This book is a selective study of of honte-kaete tegotomono in 19th-century koto music. There is attention to cultural history, to text and text setting, song and song accompaniment, honte and kaete parts. The book has considerable musical analysis of the the materials and complete transcriptions of five compositions from published scores and one manuscript.
A large number of brief examples are given throughout the text to demonstrate specific points. Music in Japan Oxford University Press, offers a vivid introduction to the music of contemporary Japan, a nation in which traditional, Western, and popular music thrive side by side.
The third theme is the intertextuality of Japanese music: how familiar themes, musical sounds, and structures have been maintained and transformed across the various traditions of Japanese performing arts over time.
The book has eyewitness accounts of performances, interviews with key performers, vivid illustrations, and is accompanied by a minute CD of examples in the book. Ann Arbor: University Microfilms Ph.
Essays on Music, Dance, and Drama. Monograph Series No. The World of Music, guest editor, vol. Second Edition. Oxford University Press. Wade for the Hornbostel Opera Omnia ten volumes ; I, pp. Brill pp. Kealiinohomoku, eds. Wade Washington, D. Frisbie, ed. Detroit Information Coordinators, pp.
Guest editor of the same, special issue on India. Erdman, ed. New Delhi: Manohar. Lam, editors, The Musicological Juncture. World of Music, 2, Bonnie C. Wade, Guest Editor, pp. Stories inside Stories. Stahl, in Ethnomusicology January , pp. Music Educators Journal, October pp.
Jairazbhoy, Ethnomusicology May pp. Chaitanya Deva, Ethnomusicology, January pp. I and II, Vocal Musics. Includes a theoretical introduction to the field. Vol I: 6, B. II: A. Ram Avtar Veer. Pankaj Publications, Cambridge, in college Music Symposium pp. Amsterdam: Hotei Publishing,

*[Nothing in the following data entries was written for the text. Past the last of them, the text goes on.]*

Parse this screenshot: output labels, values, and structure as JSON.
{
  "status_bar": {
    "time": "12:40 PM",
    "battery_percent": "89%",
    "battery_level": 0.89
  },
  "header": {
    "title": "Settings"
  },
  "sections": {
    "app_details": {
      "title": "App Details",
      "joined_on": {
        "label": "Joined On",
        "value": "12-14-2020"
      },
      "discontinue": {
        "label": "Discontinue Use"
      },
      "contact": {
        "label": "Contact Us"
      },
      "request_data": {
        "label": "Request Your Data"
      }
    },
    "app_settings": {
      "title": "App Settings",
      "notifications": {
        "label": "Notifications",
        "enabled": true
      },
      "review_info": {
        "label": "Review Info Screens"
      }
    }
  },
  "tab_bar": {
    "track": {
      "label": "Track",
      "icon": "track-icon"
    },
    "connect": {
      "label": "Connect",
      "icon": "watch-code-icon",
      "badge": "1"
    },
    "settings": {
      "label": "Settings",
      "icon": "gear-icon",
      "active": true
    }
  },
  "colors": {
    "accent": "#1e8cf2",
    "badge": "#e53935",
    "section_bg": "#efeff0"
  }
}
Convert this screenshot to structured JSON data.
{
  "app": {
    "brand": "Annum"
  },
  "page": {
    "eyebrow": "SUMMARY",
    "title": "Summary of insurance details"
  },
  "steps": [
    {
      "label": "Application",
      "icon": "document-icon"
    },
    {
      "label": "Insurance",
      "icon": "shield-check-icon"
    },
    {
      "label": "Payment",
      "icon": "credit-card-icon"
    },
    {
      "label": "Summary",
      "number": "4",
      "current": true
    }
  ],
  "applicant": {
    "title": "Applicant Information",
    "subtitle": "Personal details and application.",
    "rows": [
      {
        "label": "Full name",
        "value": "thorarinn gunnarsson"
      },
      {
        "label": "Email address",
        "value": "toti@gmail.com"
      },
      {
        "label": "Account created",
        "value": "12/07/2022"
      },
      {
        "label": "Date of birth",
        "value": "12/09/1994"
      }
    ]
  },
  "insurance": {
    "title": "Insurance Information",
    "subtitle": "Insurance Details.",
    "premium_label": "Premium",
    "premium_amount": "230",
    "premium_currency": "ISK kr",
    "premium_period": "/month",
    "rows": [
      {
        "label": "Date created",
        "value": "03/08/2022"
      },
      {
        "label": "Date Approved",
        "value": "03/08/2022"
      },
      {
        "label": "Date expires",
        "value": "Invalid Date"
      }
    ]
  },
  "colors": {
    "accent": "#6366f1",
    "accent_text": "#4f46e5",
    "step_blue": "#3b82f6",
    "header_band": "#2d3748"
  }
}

Designed for undergraduates and general readers with little or no background in music, it incorporates music from many diverse cultures--including the Americas, Asia, Africa, Oceania, and Europe--and establishes the framework for exploring the practice of music around the world. It sets the stage for an array of case study volumes, each of which focuses on a single area of the world. Each case study uses the contemporary musical situation as a point of departure--covering historical information and traditions as they relate to the present--and comes with an audio CD of musical examples discussed in the text. The case studies can be used in any combination with Thinking Musically to provide a rich exploration of world musical cultures. Visit www.
Thinking Musically : Experiencing Music, Expressing Culture
New York: Oxford University Press, Bonnie Wade made a fine contribution to the teaching of world music with this framing volume of the twenty-five-part Global Music series by Oxford University Press. In this second edition, Wade updated the book to describe trends that are affecting music worldwide, including technology and globalization. She also expanded the coverage on fieldwork and augmented the rich collection of photographs, recordings, and suggested activities. Overall, the book fulfills its stated purpose of serving as an introductory textbook to ideas and practices of world music for readers with limited or no musical background.